- Misinformation & disinformation: Will new users understand that the at-home COVID-19 remedy or political deepfake their cousin forwarded on WhatsApp should be fact checked? In some parts of the world, Facebook is the primary gateway to the internet, as the app comes preinstalled on smartphones and does not require mobile data for use. Will new users in such contexts understand there are algorithms at play in selecting what news they see in their feed? Will they be aware of alternative resources for accessing news and information?
- Lack of parental controls and child safety: Will new user parents know to set controls on their kids’ YouTube accounts or to advise them not to share personal information, whereabouts, or photos with strangers on the internet?
- Criminal recruitment: The internet can also be a means to discretely facilitate and lure individuals into criminal activity in the real world, at times unknowingly. For example, the pandemic has pushed drug trafficking online in Fiji. Will new users know that responding to social media solicits to “make money quick” by delivering packages could land them in jail?
There are initiatives already at work on this important issue of cyberhygiene and online safety in the Asia Pacific region, such as UNICEF’s child-focused digital safety programming, United Kingdom-funded Get Safe Online, Australia-funded Cyber Safety Pasifika and Cyber Smart Pacific programs, as well as DAI’s own efforts to strengthen the cyberhygiene and resilience of small businesses in Cambodia under the U.S. Agency for International Development’s Digital Asia Accelerator initiative.
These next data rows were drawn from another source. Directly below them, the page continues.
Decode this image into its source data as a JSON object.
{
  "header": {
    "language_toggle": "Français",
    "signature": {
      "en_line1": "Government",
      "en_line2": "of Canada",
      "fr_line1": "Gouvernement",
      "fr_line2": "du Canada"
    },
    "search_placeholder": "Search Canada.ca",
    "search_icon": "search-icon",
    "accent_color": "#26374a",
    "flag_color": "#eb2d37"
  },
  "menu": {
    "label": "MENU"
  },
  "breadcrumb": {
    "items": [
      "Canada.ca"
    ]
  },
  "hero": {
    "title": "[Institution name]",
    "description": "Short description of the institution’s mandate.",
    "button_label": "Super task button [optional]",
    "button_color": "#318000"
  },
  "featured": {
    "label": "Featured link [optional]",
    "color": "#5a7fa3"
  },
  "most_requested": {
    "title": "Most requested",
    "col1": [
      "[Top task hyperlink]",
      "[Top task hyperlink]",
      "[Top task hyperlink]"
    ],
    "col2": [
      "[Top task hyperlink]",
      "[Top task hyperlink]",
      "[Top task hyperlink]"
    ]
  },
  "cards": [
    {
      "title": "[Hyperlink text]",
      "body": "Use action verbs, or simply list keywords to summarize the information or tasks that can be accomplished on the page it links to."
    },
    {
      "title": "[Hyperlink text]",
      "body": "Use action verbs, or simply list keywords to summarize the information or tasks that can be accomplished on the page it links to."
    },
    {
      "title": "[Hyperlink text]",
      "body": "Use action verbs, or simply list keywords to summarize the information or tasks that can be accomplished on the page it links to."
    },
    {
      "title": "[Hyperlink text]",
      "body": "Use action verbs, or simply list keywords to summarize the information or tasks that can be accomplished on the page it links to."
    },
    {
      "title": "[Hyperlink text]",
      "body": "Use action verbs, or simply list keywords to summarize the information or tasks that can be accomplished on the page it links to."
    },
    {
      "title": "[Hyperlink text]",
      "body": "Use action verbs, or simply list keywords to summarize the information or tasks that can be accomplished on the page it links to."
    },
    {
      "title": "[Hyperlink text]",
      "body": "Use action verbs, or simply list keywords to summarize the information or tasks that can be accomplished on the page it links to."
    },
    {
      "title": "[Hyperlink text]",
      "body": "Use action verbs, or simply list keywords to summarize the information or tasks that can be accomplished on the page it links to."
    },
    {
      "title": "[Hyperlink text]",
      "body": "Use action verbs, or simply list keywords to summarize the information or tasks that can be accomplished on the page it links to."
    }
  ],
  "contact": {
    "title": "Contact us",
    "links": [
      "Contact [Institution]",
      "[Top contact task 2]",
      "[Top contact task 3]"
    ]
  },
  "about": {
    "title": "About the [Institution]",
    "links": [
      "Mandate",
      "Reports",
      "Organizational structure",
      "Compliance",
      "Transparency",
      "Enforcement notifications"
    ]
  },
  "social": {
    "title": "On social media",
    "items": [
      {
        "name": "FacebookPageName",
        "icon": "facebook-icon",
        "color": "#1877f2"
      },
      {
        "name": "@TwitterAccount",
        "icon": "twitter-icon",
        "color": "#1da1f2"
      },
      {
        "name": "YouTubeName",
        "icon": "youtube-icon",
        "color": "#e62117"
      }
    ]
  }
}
ICT infrastructure and regulation are critical elements to tackle and have the potential to improve government service delivery, boost business growth, and facilitate communication with family members abroad. However, these revolutionary improvements should be coupled with capacity-building and awareness-raising initiatives. As the ICT4D community works to close the digital divide, let’s urge governments, international organizations, and donors, and corporate social responsibility implementers to take connectivity efforts beyond access to also educate communities on responsible use that will protect their identities, finances, businesses, children, and other vulnerable populations from cyber harm.